This is the first in a 3 part series titled “Database? Why?”
Database. Just seeing the word can make people want to call a consultant. Luckily, I know where you can find one. (You can’t blame a guy for trying, right?) While DriveWorks provides a tremendous amount of rule driving functionality, when it comes to crunching raw data, the undisputed ruler of that domain is the database. Well, I’m here to spill the secrets and give you the basic concepts that you need to leverage Microsoft SQL Server (aka SQL Server aka MS SQL) for your DriveWorks data.
For those that are scared of databases, realize that databases are just grown up spreadsheets. They have worksheets (called “tables”), they have columns (called “columns”) and they have rows (called “rows”). In fact, a lot of folks work with their Microsoft SQL Server databases using Excel (check out how). As a fan of professional cycling, I won’t say that a database is just a spreadsheet on…well… anything unnatural, but it definitely is more powerful for handling tables of data.

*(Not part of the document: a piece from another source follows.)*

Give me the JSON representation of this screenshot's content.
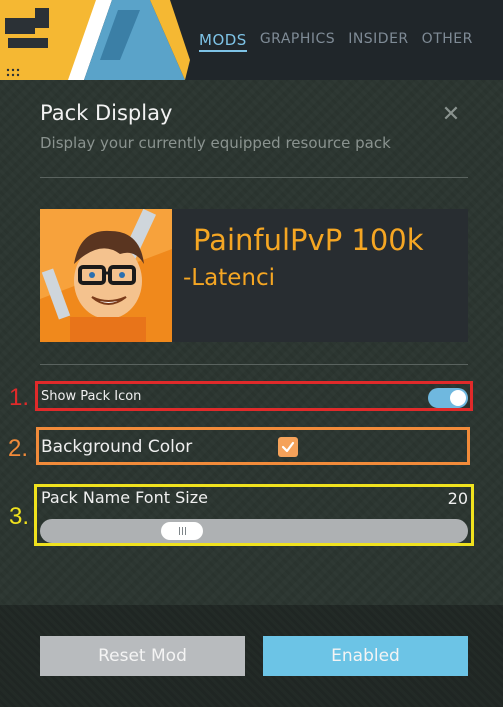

Spreadsheets are great at doing calculations and pretty pictures, but databases are great at holding, handling, and aggregating large amounts of tabular data.
Not Just Any Database…
You can store data in lookup tables and in group tables within DriveWorks and use all of your table functions (GetTableValue, FilterTable, ListAll, and so on). But when it comes to large amounts of data or cross-referencing between tables, MS SQL does it faster. DriveWorks recognizes this, focuses on other valuable functionality and gives us QueryData, QueryDataValues, DBExecute and a Microsoft SQL Server output document. That’s pretty much all we need.
The benefits of using SQL Server over DriveWorks tables lie in three situations. First, if you want to share data with an outside system, then MS SQL is the ideal way to do that. Almost every system that you will use to manage data in your company today runs on or is designed to talk to a database. From MRP to ERP to SFA to MES to PDM, they all use databases. And having one database talk to another database requires a few more steps. Whether you want DriveWorks to consume data from another system, or you want DriveWorks to provide data to another system, having a standalone Microsoft SQL Server database that both systems can access is an ideal mechanism for that communication.
Databases Support Simultaneous Users and Conplex Sets of Data
Unlike spreadsheets, databases are designed for multiple simultaneous users. When you have volatile data that is constantly being updated, like a quote history that each DriveWorks specification will log, or new part numbers being created, you can’t afford to have users get denied access or be forced to wait their turn or have their requests overlap. MS SQL takes care of that through a transactional approach.
Which brings us to our last scenario, managing large or complex sets of data. When you start a DriveWorks specification, the project file is copied to the specification folder. If that project contains a lot of tables with a lot of rows and a lot of columns then you’re going to wait for all of that data to be copied, every time. Storing that information in MS SQL not only boosts your startup performance, but it will save your disc space and prevent the information from being duplicated and becoming out-of-sync.
Strong Searching Capabilities
Microsoft SQL Server uses all manner of tricks to allow you to search within and across tables remarkably fast. Large datasets are no problem for MS SQL. And SQL Server can very quickly resolve complex table relations which require values to be looked up in table one to get a value to be looked up in tables two and three which return the values that you need to get the real values that you need by combining results from tables four and five. This is no problem for MS SQL, and it can do it surprisingly fast.
The bottom line is that when it comes to large amounts of data, data with relationships across tables or data that needs to be shared amongst DriveWorks users or with outside systems, Microsoft SQL Server provides the fastest and most logical way to use DriveWorks. Data tables can be stored in SQL Server and searched and sorted in the same way that you would pull data from a table or list within DriveWorks. But that data can be larger, more complex, more dynamic, and more available than information within DriveWorks. And SQL provides even more tools to manage all of that information. We’ll have to get into those tools next time.
The post Leveraging the Power of Microsoft SQL Server for DriveWorks Data appeared first on Razorleaf.